Steven Seay, the long-term care ombudsman for the Boulder County Area Agency on Aging, concluded in a report that complaints from relatives of loved ones and former caregivers “represent a pattern of problems at Brookdale Boulder Creek. Some of these problems have resulted in harm to residents.” Seay added that the Brookdale staff had communicated openly about these concerns with his agency, and had taken measures to correct them.

“What remains to be seen is whether these measures will be effective in the long run,” Seay wrote in his brief on the situation.

Despite the investigations, many relatives and former caregivers believe that Brookdale hasn’t really changed. Hammond says the agencies are unable to force the removal of Brookdale Boulder Creek Executive Director Cassidy Young, who the group of concerned parties says is responsible for the issues of under-staffing and under-training employees, “because it’s a private company.”

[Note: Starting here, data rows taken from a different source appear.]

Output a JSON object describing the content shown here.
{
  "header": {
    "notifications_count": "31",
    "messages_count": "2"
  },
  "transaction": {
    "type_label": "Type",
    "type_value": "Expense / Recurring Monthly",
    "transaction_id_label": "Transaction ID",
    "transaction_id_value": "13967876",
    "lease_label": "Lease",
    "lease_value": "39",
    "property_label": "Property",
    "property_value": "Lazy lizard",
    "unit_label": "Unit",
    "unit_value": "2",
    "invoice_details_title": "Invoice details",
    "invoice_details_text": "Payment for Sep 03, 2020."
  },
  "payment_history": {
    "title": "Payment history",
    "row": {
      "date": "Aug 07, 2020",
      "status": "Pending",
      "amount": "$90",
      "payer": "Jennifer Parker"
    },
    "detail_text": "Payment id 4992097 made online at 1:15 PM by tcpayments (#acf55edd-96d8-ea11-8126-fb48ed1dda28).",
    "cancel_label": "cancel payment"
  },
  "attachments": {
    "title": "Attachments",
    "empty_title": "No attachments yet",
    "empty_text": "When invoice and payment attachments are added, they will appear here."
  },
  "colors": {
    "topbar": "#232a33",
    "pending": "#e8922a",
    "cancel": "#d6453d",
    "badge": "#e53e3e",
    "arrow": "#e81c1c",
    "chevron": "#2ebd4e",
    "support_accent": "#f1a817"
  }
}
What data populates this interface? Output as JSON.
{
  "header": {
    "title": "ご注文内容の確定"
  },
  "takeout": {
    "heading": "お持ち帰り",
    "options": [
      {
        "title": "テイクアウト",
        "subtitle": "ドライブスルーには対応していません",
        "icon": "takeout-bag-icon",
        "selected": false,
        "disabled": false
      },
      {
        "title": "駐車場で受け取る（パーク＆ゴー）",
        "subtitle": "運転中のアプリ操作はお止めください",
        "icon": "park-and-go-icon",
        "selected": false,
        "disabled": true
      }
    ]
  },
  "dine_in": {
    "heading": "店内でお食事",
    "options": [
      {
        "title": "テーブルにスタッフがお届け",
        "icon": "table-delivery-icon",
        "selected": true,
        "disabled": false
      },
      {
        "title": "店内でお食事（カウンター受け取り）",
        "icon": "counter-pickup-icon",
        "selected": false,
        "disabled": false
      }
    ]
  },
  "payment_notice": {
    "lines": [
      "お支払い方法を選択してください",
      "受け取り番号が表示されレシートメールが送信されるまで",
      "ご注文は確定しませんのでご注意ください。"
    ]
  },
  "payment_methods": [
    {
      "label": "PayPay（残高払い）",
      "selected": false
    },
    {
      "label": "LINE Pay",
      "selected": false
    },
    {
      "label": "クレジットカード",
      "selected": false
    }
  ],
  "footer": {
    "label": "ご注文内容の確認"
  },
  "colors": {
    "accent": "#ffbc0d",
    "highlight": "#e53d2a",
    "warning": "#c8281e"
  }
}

Brookdale declined to answer specific questions about Young and the individual concerns described in this article. They did, however, issue this statement to Boulder Weekly when given a detailed list of the complaints:

“We are aware of these concerns and have met several times with the individual who has reached out to you. Unfortunately we disagree with their allegations pertaining to the health and safety of our residents. Local as well as regional leadership are available to meet with resident [sic] and families as we have done here. This family has commented that they are in the process of filing a claim and we will handle that accordingly. Therefore at this time we do not feel it is appropriate to comment. We take the comments of residents and families seriously, as our priority is to protect the health, safety and well-being of our residents and associates.”

To be clear, Boulder Weekly notified Brookdale that the concerned parties represented well more than one family.

In a letter to Brookdale, the group of relatives and former employees said although promises have been made for improvement, “Ms. Young and her team inevitably revert to the same pattern of callous and neglectful behavior.”

Castro, the independent caretaker who has worked at other assisted living facilities in the area, says the issue could be bigger than just the Boulder Creek facility or any employee.

“Everyone kept talking about the caretakers being scared of Cassidy [Young],” she says. “But it could be that the higher management is also afraid of the policies of Brookdale. They might have a protocol they have to follow.”

Brookdale Senior Living is by far the largest assisted living care company in the U.S., operating more than 1,100 facilities with two in Boulder County and another in Arvada. Shares of the company are publicly traded on the New York Stock Exchange. Hammond and others are quick to wonder where their money goes — monthly bills range from $2,000-$10,000 — if it doesn’t go directly to the care of their loved ones.

Ultimately, the group of concerned parties feels like they’ve hit a wall with Brookdale. Many are removing their loved ones or have quit their jobs at the facility, but there is concern for the dozens of other residents who are not aware of the issues at Brookdale Boulder Creek and who do not have loved ones paying close enough attention to things like services not administered and extra bill line items.

“It’s kind of like your credit card bill; you don’t notice $20, because it doesn’t stick out to you,” JoJo Beeman says. “But [residents or loved ones] are not going to be remembering from month to month that they’re paying for some psychosocial care or something that sounds official.”

Hammond says current Brookdale residents are leery of responding critically to “investigations” Brookdale has run in its Boulder Creek facility.

“[Brookdale] says, ‘We’ve talked to a lot of residents who are happy living there.’ Well you’re walking around in your Brookdale nametag and your suits and these people are scared of retaliation. How is that an investigation?” Hammond says.

Changes that have been made in recent weeks are easy, popular fixes, the group says, like updating cabinet doors, installing hand sanitizers and pledging to make food better. But Hammond and others say it’s just not enough, and they’ve run out of patience with Brookdale.

“We are a nice group of people,” she says. “We are also a very angry group of people.”